_Data extract_
--------
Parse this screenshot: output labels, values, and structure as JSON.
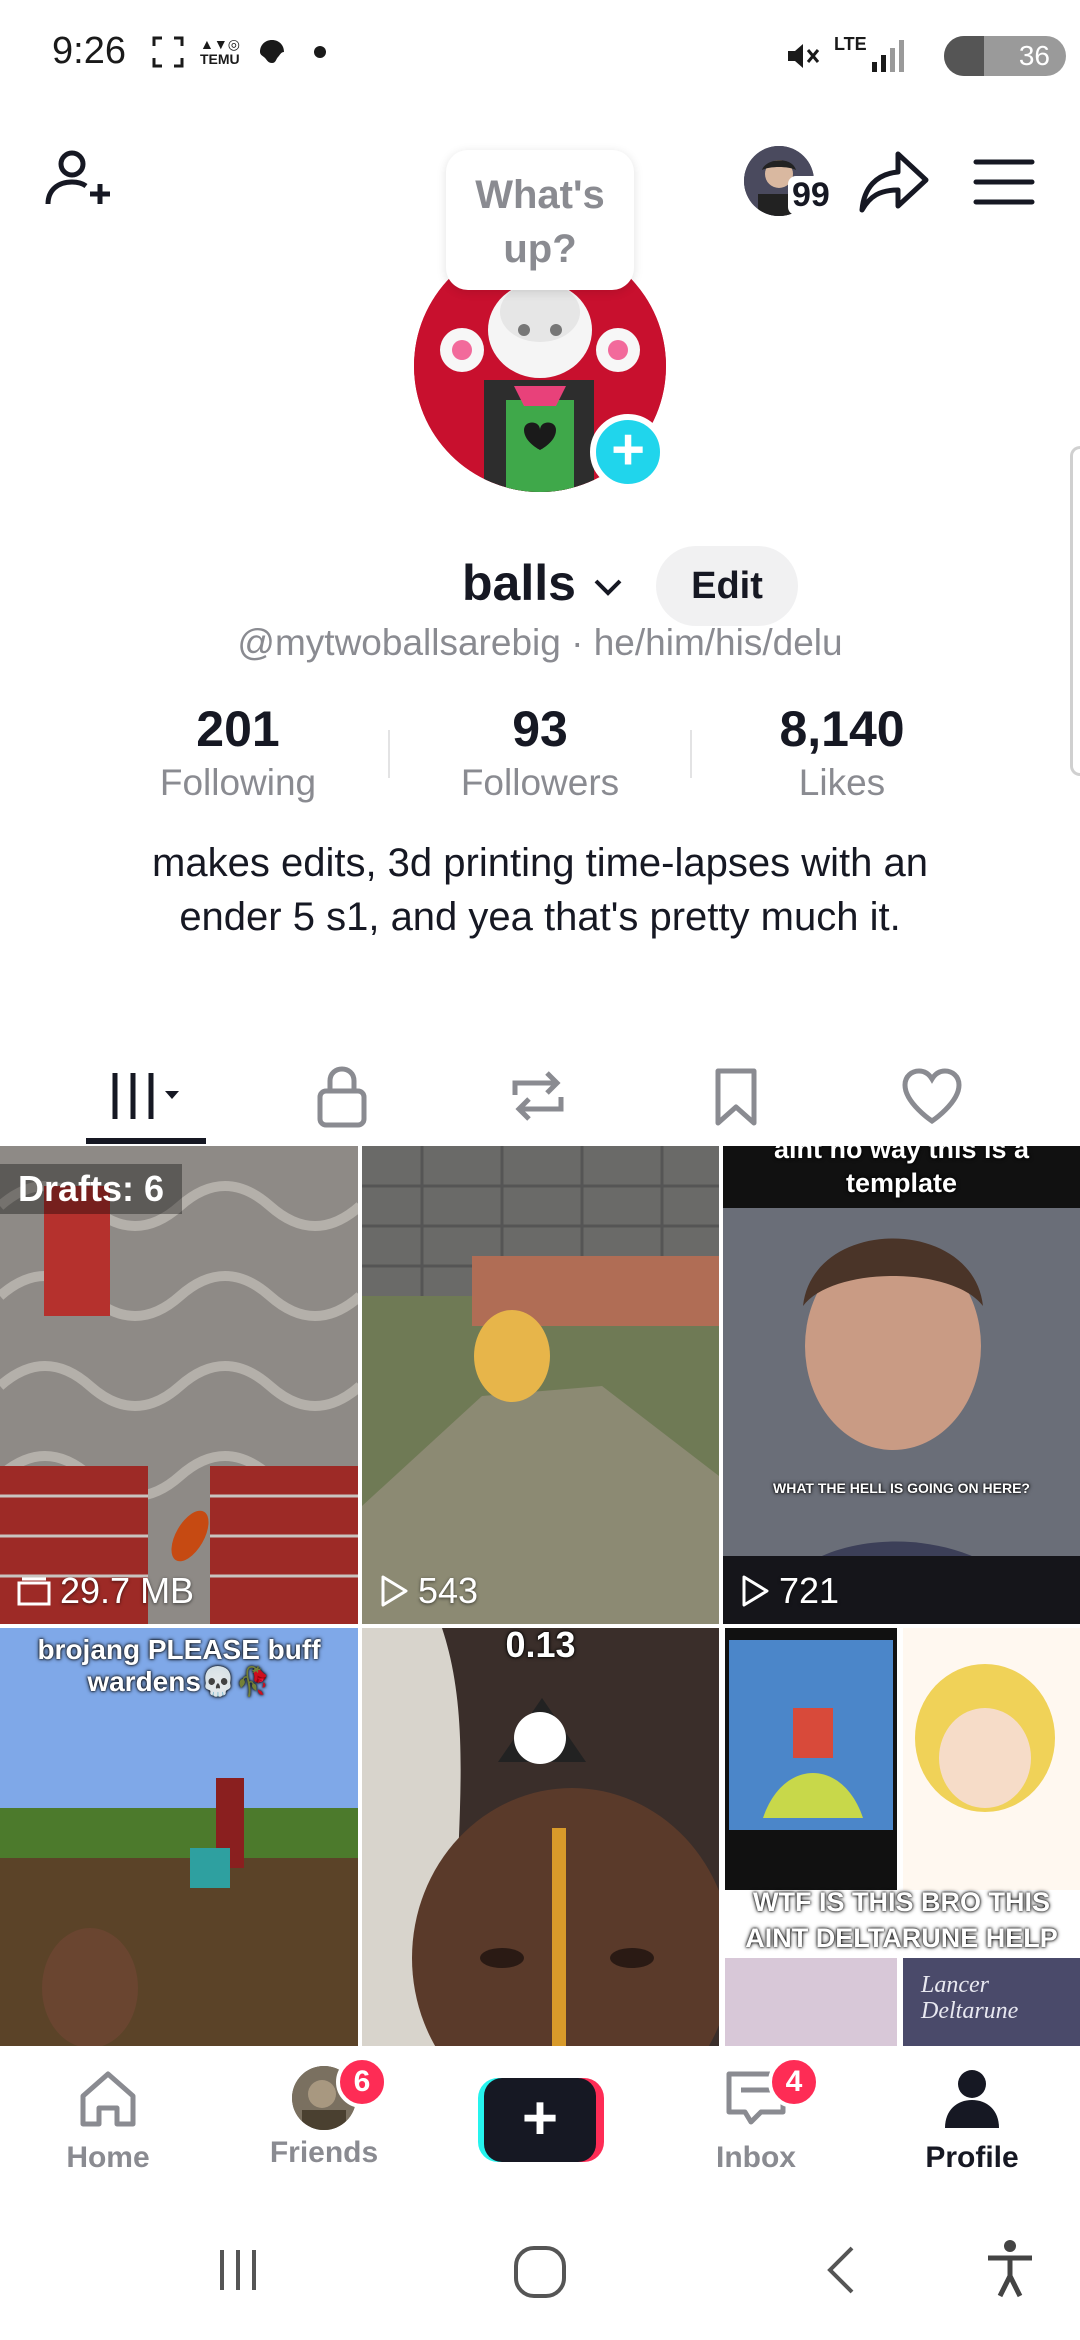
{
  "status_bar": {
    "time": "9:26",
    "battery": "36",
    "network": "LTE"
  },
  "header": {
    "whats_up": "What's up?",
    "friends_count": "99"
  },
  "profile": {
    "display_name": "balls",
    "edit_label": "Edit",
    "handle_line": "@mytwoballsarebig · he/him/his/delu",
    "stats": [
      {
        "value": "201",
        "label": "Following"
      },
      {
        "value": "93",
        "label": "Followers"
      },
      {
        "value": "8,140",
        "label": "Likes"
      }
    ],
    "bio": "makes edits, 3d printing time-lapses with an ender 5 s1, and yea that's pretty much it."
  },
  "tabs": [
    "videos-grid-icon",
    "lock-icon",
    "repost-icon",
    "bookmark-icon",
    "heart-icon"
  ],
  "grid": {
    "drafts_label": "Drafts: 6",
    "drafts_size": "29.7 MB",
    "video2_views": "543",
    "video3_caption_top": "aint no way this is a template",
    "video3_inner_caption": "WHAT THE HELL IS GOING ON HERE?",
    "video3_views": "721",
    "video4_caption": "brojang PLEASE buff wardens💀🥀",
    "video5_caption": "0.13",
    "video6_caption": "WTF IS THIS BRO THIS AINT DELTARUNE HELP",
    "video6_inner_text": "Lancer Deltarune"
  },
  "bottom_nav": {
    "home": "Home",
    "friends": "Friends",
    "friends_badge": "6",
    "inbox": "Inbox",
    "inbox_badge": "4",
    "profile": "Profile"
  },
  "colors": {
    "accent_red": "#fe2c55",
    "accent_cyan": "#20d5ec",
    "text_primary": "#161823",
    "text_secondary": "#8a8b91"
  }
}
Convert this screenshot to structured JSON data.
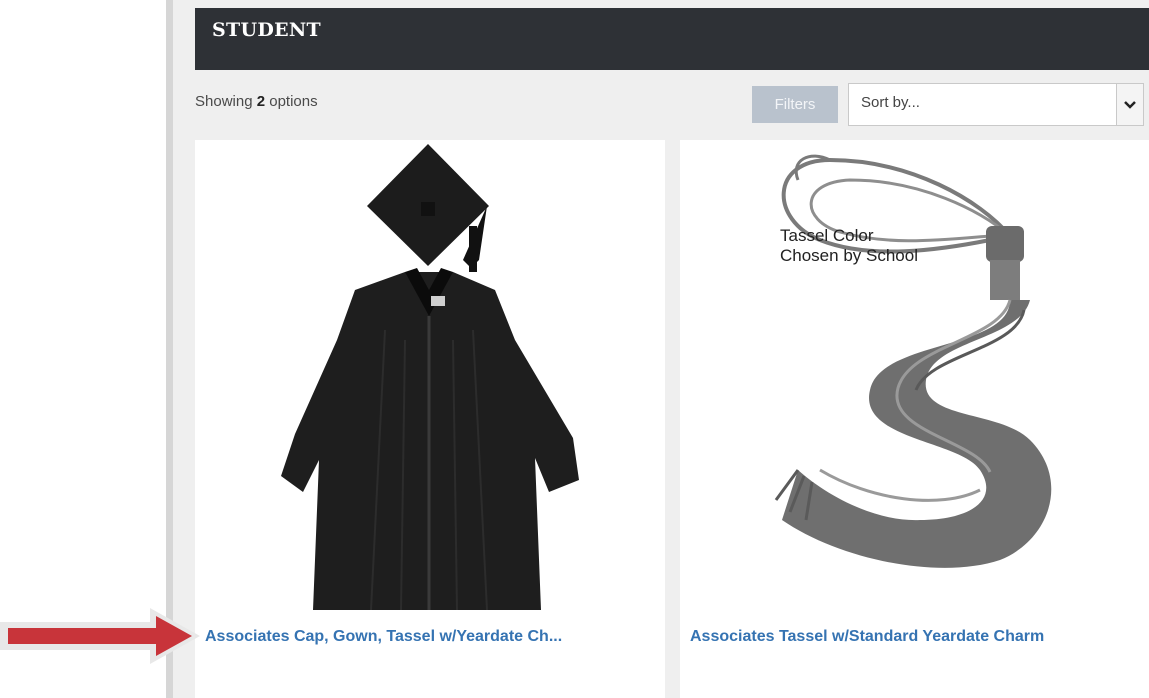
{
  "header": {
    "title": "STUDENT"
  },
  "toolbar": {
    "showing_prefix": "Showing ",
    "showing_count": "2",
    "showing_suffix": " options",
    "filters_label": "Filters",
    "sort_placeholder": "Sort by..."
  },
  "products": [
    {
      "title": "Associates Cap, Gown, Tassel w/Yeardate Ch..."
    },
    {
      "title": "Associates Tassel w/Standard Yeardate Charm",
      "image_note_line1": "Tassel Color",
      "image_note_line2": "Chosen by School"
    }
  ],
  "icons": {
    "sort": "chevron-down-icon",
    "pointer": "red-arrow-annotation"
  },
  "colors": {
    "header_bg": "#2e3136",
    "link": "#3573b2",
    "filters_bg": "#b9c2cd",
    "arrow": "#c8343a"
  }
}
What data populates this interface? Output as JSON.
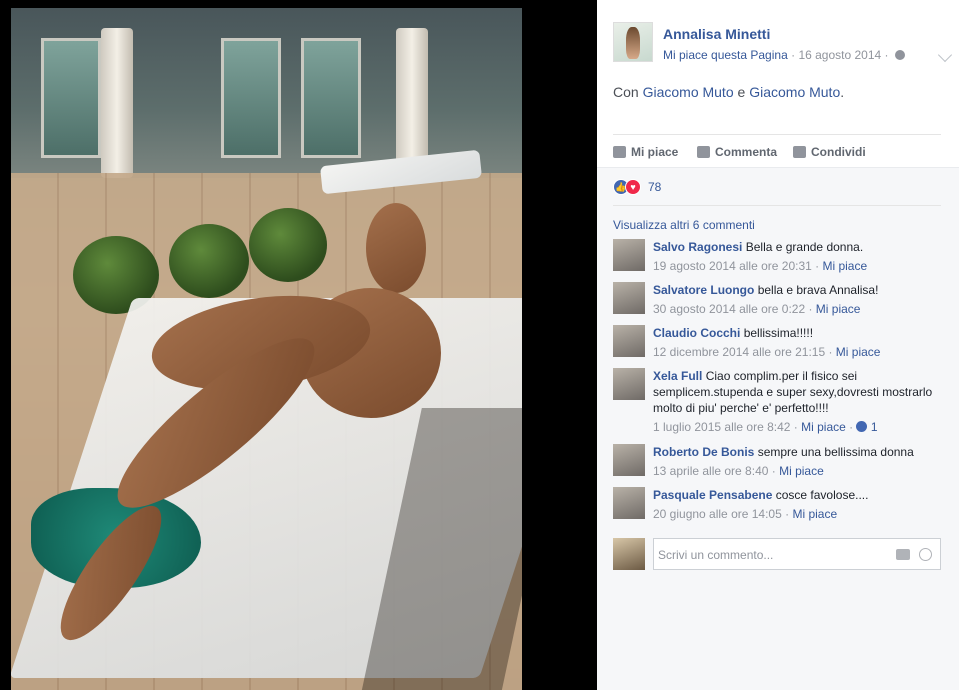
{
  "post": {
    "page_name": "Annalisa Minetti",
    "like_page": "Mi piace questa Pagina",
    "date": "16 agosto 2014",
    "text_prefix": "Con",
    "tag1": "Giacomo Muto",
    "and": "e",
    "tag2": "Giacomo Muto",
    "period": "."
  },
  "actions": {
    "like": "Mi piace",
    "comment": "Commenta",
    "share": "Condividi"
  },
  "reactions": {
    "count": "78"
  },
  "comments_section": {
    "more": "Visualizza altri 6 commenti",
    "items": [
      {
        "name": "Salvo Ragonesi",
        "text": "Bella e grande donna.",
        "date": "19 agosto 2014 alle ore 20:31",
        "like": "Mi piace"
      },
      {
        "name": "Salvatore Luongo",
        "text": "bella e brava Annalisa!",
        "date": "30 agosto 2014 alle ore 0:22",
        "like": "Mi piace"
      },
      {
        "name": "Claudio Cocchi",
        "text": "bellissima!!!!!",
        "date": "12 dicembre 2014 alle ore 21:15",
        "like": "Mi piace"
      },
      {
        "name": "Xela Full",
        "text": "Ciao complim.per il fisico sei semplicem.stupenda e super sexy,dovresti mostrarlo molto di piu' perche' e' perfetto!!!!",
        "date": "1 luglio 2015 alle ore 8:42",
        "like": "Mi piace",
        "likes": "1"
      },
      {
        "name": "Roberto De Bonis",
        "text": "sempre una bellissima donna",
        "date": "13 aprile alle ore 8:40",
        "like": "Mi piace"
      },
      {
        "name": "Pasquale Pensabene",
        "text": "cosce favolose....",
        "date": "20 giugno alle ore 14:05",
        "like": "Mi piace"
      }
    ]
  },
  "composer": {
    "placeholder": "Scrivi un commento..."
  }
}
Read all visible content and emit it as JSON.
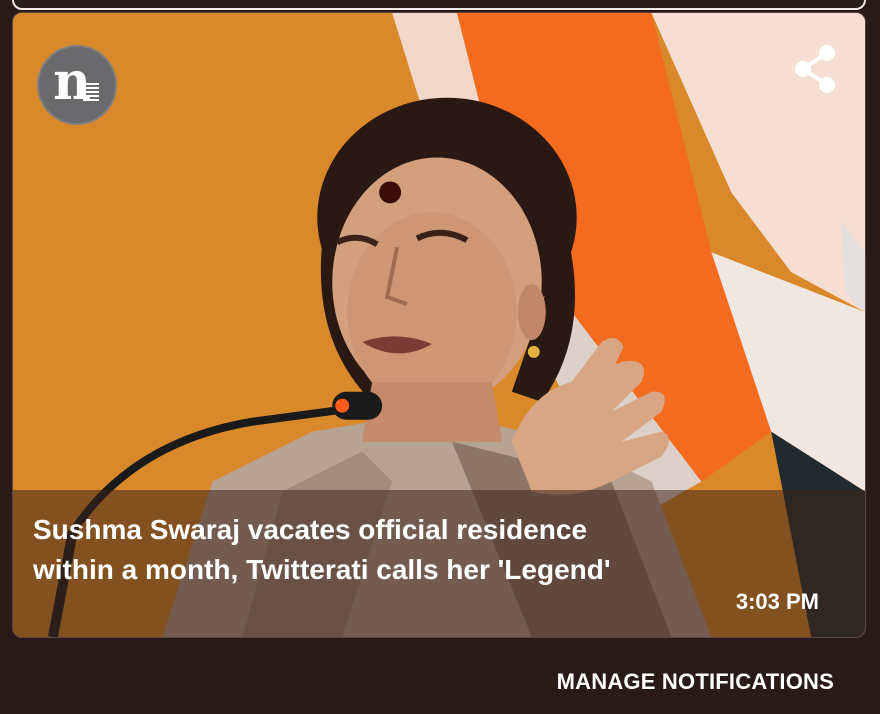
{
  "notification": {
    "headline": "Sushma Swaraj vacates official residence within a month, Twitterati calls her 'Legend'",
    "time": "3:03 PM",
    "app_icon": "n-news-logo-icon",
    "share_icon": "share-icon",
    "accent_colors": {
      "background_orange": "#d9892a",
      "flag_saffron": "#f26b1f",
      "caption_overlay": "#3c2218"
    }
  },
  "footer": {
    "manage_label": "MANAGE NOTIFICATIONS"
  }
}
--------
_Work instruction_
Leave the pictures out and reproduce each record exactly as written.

_Response box_
Parse this screenshot: output labels, values, and structure as JSON.
{
  "status_bar": {
    "time": "9:26",
    "battery": "36",
    "network": "LTE"
  },
  "header": {
    "whats_up": "What's up?",
    "friends_count": "99"
  },
  "profile": {
    "display_name": "balls",
    "edit_label": "Edit",
    "handle_line": "@mytwoballsarebig · he/him/his/delu",
    "stats": [
      {
        "value": "201",
        "label": "Following"
      },
      {
        "value": "93",
        "label": "Followers"
      },
      {
        "value": "8,140",
        "label": "Likes"
      }
    ],
    "bio": "makes edits, 3d printing time-lapses with an ender 5 s1, and yea that's pretty much it."
  },
  "tabs": [
    "videos-grid-icon",
    "lock-icon",
    "repost-icon",
    "bookmark-icon",
    "heart-icon"
  ],
  "grid": {
    "drafts_label": "Drafts: 6",
    "drafts_size": "29.7 MB",
    "video2_views": "543",
    "video3_caption_top": "aint no way this is a template",
    "video3_inner_caption": "WHAT THE HELL IS GOING ON HERE?",
    "video3_views": "721",
    "video4_caption": "brojang PLEASE buff wardens💀🥀",
    "video5_caption": "0.13",
    "video6_caption": "WTF IS THIS BRO THIS AINT DELTARUNE HELP",
    "video6_inner_text": "Lancer Deltarune"
  },
  "bottom_nav": {
    "home": "Home",
    "friends": "Friends",
    "friends_badge": "6",
    "inbox": "Inbox",
    "inbox_badge": "4",
    "profile": "Profile"
  },
  "colors": {
    "accent_red": "#fe2c55",
    "accent_cyan": "#20d5ec",
    "text_primary": "#161823",
    "text_secondary": "#8a8b91"
  }
}
Convert this screenshot to structured JSON data.
{
  "header": {
    "title": "STUDENT"
  },
  "toolbar": {
    "showing_prefix": "Showing ",
    "showing_count": "2",
    "showing_suffix": " options",
    "filters_label": "Filters",
    "sort_placeholder": "Sort by..."
  },
  "products": [
    {
      "title": "Associates Cap, Gown, Tassel w/Yeardate Ch..."
    },
    {
      "title": "Associates Tassel w/Standard Yeardate Charm",
      "image_note_line1": "Tassel Color",
      "image_note_line2": "Chosen by School"
    }
  ],
  "icons": {
    "sort": "chevron-down-icon",
    "pointer": "red-arrow-annotation"
  },
  "colors": {
    "header_bg": "#2e3136",
    "link": "#3573b2",
    "filters_bg": "#b9c2cd",
    "arrow": "#c8343a"
  }
}
What data populates this interface? Output as JSON.
{
  "post": {
    "page_name": "Annalisa Minetti",
    "like_page": "Mi piace questa Pagina",
    "date": "16 agosto 2014",
    "text_prefix": "Con",
    "tag1": "Giacomo Muto",
    "and": "e",
    "tag2": "Giacomo Muto",
    "period": "."
  },
  "actions": {
    "like": "Mi piace",
    "comment": "Commenta",
    "share": "Condividi"
  },
  "reactions": {
    "count": "78"
  },
  "comments_section": {
    "more": "Visualizza altri 6 commenti",
    "items": [
      {
        "name": "Salvo Ragonesi",
        "text": "Bella e grande donna.",
        "date": "19 agosto 2014 alle ore 20:31",
        "like": "Mi piace"
      },
      {
        "name": "Salvatore Luongo",
        "text": "bella e brava Annalisa!",
        "date": "30 agosto 2014 alle ore 0:22",
        "like": "Mi piace"
      },
      {
        "name": "Claudio Cocchi",
        "text": "bellissima!!!!!",
        "date": "12 dicembre 2014 alle ore 21:15",
        "like": "Mi piace"
      },
      {
        "name": "Xela Full",
        "text": "Ciao complim.per il fisico sei semplicem.stupenda e super sexy,dovresti mostrarlo molto di piu' perche' e' perfetto!!!!",
        "date": "1 luglio 2015 alle ore 8:42",
        "like": "Mi piace",
        "likes": "1"
      },
      {
        "name": "Roberto De Bonis",
        "text": "sempre una bellissima donna",
        "date": "13 aprile alle ore 8:40",
        "like": "Mi piace"
      },
      {
        "name": "Pasquale Pensabene",
        "text": "cosce favolose....",
        "date": "20 giugno alle ore 14:05",
        "like": "Mi piace"
      }
    ]
  },
  "composer": {
    "placeholder": "Scrivi un commento..."
  }
}
Read all visible content and emit it as JSON.
{
  "notification": {
    "headline": "Sushma Swaraj vacates official residence within a month, Twitterati calls her 'Legend'",
    "time": "3:03 PM",
    "app_icon": "n-news-logo-icon",
    "share_icon": "share-icon",
    "accent_colors": {
      "background_orange": "#d9892a",
      "flag_saffron": "#f26b1f",
      "caption_overlay": "#3c2218"
    }
  },
  "footer": {
    "manage_label": "MANAGE NOTIFICATIONS"
  }
}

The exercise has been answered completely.